Underwater archaeologists are searching the waters off Playa Villa Rica, about 75 kilometers (46.6 miles) north of Veracruz on Mexico’s Gulf coast, for what’s left of conquistador Hernán Cortés’ long-abandoned fleet.
Scouring the seafloor
In 1519, at the very last moment, the Spanish governor of Cuba revoked the charter of an expedition to Mexico after a fierce argument with its leader.
The expedition ultimately destroyed the Aztec Empire and began the long and often brutal process of colonizing Mexico. Almost no one gave the ships a second thought.
Five hundred years later, underwater archaeologist Roberto E. Junco Sánchez, of Mexico’s National Institute of Archaeology and History (INAH), is giving them that second thought. With a team of colleagues, he’s crisscrossing the waters off Villa Rica with magnetometers and side-scan sonar, looking for Cortés’ abandoned ships.
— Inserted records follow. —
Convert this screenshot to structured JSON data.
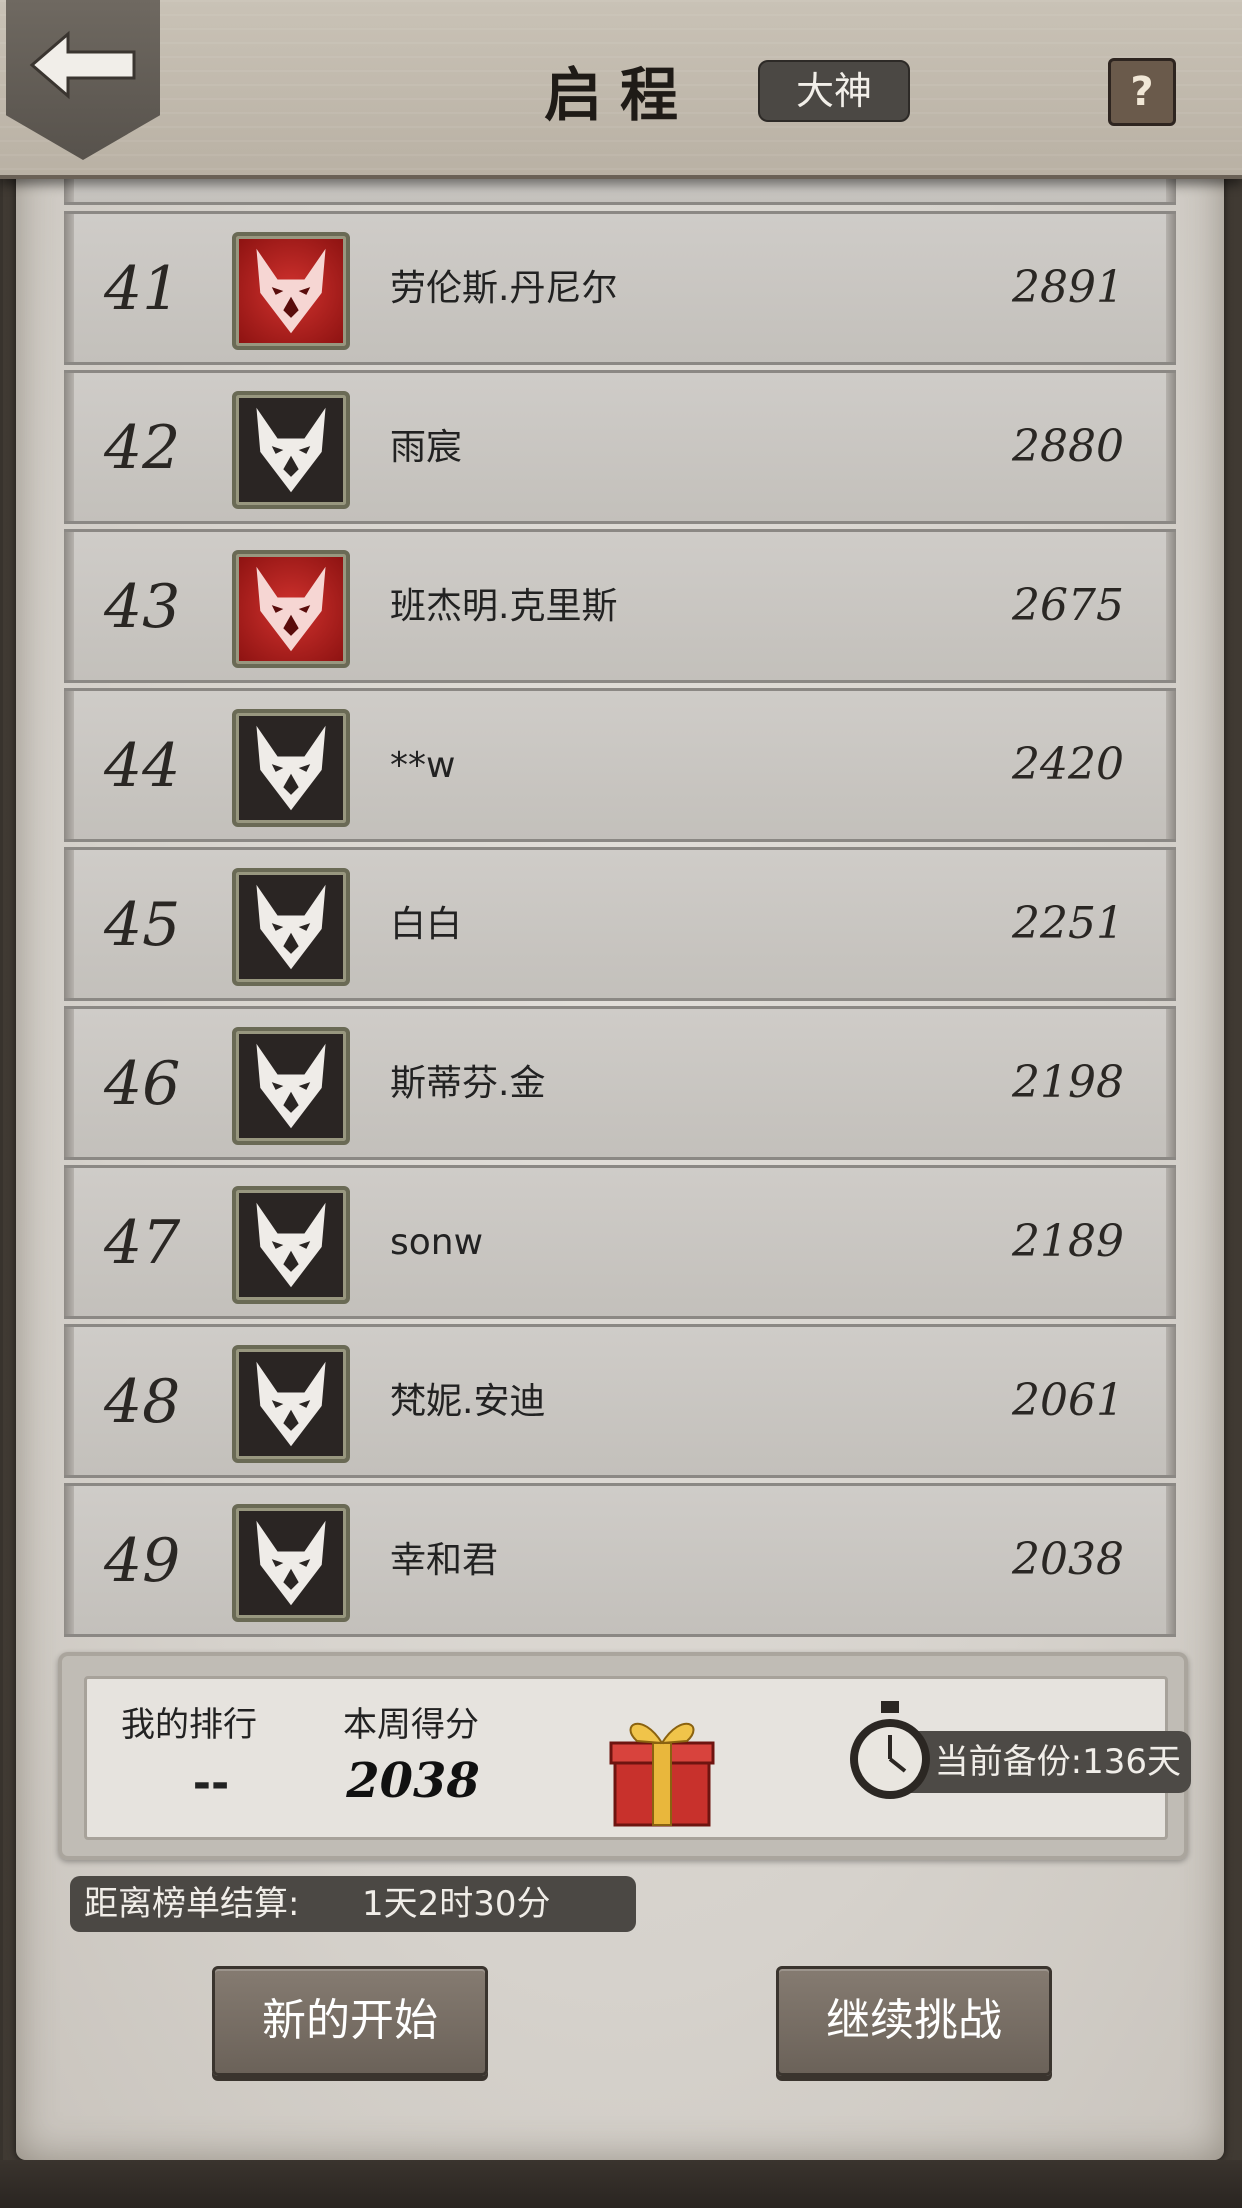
{
  "header": {
    "title": "启程",
    "difficulty_badge": "大神",
    "help_label": "?"
  },
  "leaderboard": [
    {
      "rank": "41",
      "name": "劳伦斯.丹尼尔",
      "score": "2891",
      "avatar": "red-wolf-icon"
    },
    {
      "rank": "42",
      "name": "雨宸",
      "score": "2880",
      "avatar": "dark-wolf-icon"
    },
    {
      "rank": "43",
      "name": "班杰明.克里斯",
      "score": "2675",
      "avatar": "red-wolf-icon"
    },
    {
      "rank": "44",
      "name": "**w",
      "score": "2420",
      "avatar": "dark-wolf-icon"
    },
    {
      "rank": "45",
      "name": "白白",
      "score": "2251",
      "avatar": "dark-wolf-icon"
    },
    {
      "rank": "46",
      "name": "斯蒂芬.金",
      "score": "2198",
      "avatar": "dark-wolf-icon"
    },
    {
      "rank": "47",
      "name": "sonw",
      "score": "2189",
      "avatar": "dark-wolf-icon"
    },
    {
      "rank": "48",
      "name": "梵妮.安迪",
      "score": "2061",
      "avatar": "dark-wolf-icon"
    },
    {
      "rank": "49",
      "name": "幸和君",
      "score": "2038",
      "avatar": "dark-wolf-icon"
    }
  ],
  "stats": {
    "my_rank_label": "我的排行",
    "my_rank_value": "--",
    "week_score_label": "本周得分",
    "week_score_value": "2038",
    "backup_label": "当前备份:136天"
  },
  "countdown": {
    "label": "距离榜单结算:",
    "value": "1天2时30分"
  },
  "buttons": {
    "new_start": "新的开始",
    "continue": "继续挑战"
  },
  "colors": {
    "red_avatar": "#b3201d",
    "dark_avatar": "#2a2523",
    "button": "#7a7066"
  }
}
The team is scanning the sea floor for traces of metal that may be the remains of 500-year-old ships’ fittings.
But it turns out a lot of metal is buried beneath the sand off Villa Rica. So far, the team’s survey has turned up between five and six dozen magnetometer targets, any of which could be either Cortés’ ships, a pile of modern junk, or something else entirely.
“Once we have the mag hits, we investigate them using a portable handheld magnetometer, then excavate and look for traces of old metal,” Junco told Ars Technica. If the divers find a shipwreck, they’ll radiocarbon-date samples of the wood to see if it lines up with the dates of Cortés’ expedition. And if there’s enough of the hull left, its design and construction may also yield clues to its origin.
Sixteenth-century high tech
There’s probably not much left of Cortés’ ships after all these centuries on the bottom; tropical waters make short work of wood, canvas, and rope unless they’re well buried. Usually, what’s left is the lower section of the hull, protected by seafloor sediment and sometimes the ship’s own ballast stones. Sanchez estimates that about two meters of sediment now cover the wrecks. “It will be interesting to see the state of preservation,” he told Ars.
The state of the wrecked ships may clear up a minor historical debate about how, exactly, Cortés destroyed his fleet. The earliest reports claimed he simply ran them aground, but later historians eventually embraced a more dramatic version of events that featured the conquistador burning his entire fleet.
If found, the scuttled ships could tell archaeologists something about a little-known period of shipbuilding: the cutting-edge 16th-century engineering that paved the way for European colonization, for better or worse. “There are very few early ships located and few 16th-century wrecks known and studied,” Junco told Ars Technica. “These very early ships are the kind of technology that mapped America and the Pacific Islands; they were good vessels to discover and start the process of discovery and colonization.”
The search continues
And Cortés’ ships may not be alone down there.
“There is also the possibility that we might have the fleet of Pánfilo de Narváez, who also, we think, scuttled his ships in the area,” Junco told Ars Technica. Narváez raced to Mexico in 1519 with orders from the Cuban governor to stop Cortés and his mutinous expedition. Despite arriving with a larger force, he failed and lost an eye in the process.
Divers have checked roughly a third of the targets so far, and they’ve found no sign of a shipwreck. But Junco says he’s optimistic. The survey area is relatively small, and they’re looking for the remains of 10 ships clustered together, so it’s less of a needle-in-a-haystack proposition than shipwreck surveys sometimes are. And in 500 years, the INAH team is only the second one to give it a serious try.
“There was an important researcher in the 19th century, Francisco del Paso y Troncoso, who in 1891 put hard-helmet divers in this area to look for the ships,” Junco told Ars Technica. Today’s searchers have the benefit of magnetometers, side-scan sonar, and significantly more advanced dive gear. “Our next move is to keep the mag survey and verify the rest of the anomalies we have,” said Sanchez.